## Work order
Only the lines that include "драйверы" should be copied from the data below.

#### Exercise input ####

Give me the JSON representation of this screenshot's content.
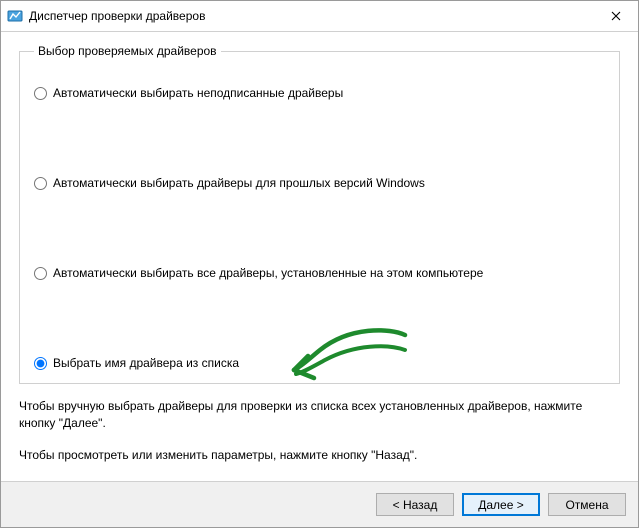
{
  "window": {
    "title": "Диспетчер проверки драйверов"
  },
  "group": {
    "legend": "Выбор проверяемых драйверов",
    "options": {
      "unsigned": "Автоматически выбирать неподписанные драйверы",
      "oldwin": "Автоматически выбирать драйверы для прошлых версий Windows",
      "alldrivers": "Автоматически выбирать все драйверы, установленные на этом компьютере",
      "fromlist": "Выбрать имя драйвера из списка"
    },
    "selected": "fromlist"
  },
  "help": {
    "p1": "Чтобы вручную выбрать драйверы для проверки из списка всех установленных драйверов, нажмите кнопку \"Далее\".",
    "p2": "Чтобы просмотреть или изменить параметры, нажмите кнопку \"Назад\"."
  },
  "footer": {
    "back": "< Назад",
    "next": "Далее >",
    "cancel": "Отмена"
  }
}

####
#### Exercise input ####

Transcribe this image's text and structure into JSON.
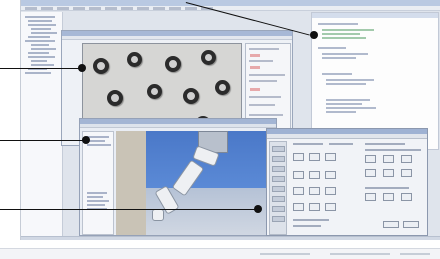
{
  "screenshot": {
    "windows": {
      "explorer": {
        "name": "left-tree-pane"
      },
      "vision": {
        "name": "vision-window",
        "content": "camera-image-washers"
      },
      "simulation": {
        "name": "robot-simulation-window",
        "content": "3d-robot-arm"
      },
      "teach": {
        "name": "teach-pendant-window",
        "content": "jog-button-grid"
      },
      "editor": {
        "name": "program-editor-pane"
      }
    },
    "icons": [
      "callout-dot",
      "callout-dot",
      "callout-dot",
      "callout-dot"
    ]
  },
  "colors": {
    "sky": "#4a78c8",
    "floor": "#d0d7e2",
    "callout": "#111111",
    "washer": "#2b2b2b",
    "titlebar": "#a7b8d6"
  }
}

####

## Solution
      "unsigned": "Автоматически выбирать неподписанные драйверы",
      "oldwin": "Автоматически выбирать драйверы для прошлых версий Windows",
      "alldrivers": "Автоматически выбирать все драйверы, установленные на этом компьютере",
    "p1": "Чтобы вручную выбрать драйверы для проверки из списка всех установленных драйверов, нажмите кнопку \"Далее\".",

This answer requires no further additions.